He said the revolution also permitted them "the autonomy to allow them to develop in this multi-ethnic society in accordance with their own traditions, their life, their living and production.
"Those who want to subvert the Sandinista revolution should first learn from that example," Gonsalves said.
"And if they learn from it, they wouldn't want to subvert it; they would want to hold up your righteous right hand," he said, adding that Nicaragua and St Vincent and the Grenadines work very closely at the United Nations and are foundation members in the Bolivarian Alternative For Our Americas.
He said that both nations are integral to the Community of States of Latin America and the Caribbean and work closely in the Association of Caribbean States, adding "but the empire doesn't understand that.
"You have a country which is 350 million people. They have the largest economy in the world; they are reputedly the strongest military force in the world. Nicaragua is 6.2 million people, a country in Central America seeking to develop itself and its people. Why in God's name would a country so large with so many resources, with such military strength, why would you want to pick on a small country like Nicaragua?"
"I asked myself that every day. And it is difficult in ordinary comprehension to understand it but even what you can't understand, you know what they are doing and you know it is wrong. I make the appeal to the United States of America, a country of great achievement, to reach out in friendship with the government and people of Nicaragua. Is that so difficult?" Gonsalves said.
He said that instead of doing so, Washington recently did not invite Havana, Caracas, and Managua to the summit in Los Angeles and that Kingstown, "as a matter of principle, refused to attend", adding that all of Latin America and the Caribbean concluded that the United States was "wrong".

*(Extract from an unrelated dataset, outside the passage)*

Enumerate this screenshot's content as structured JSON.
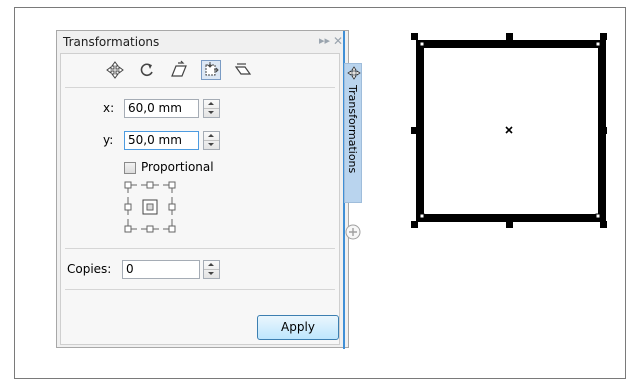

"I reiterate my thanks and gratitude for this high honour. I shall for the rest of my life, seek to live up to the high expectation of this great honour," said Gonsalves, who led a delegation to Nicaragua.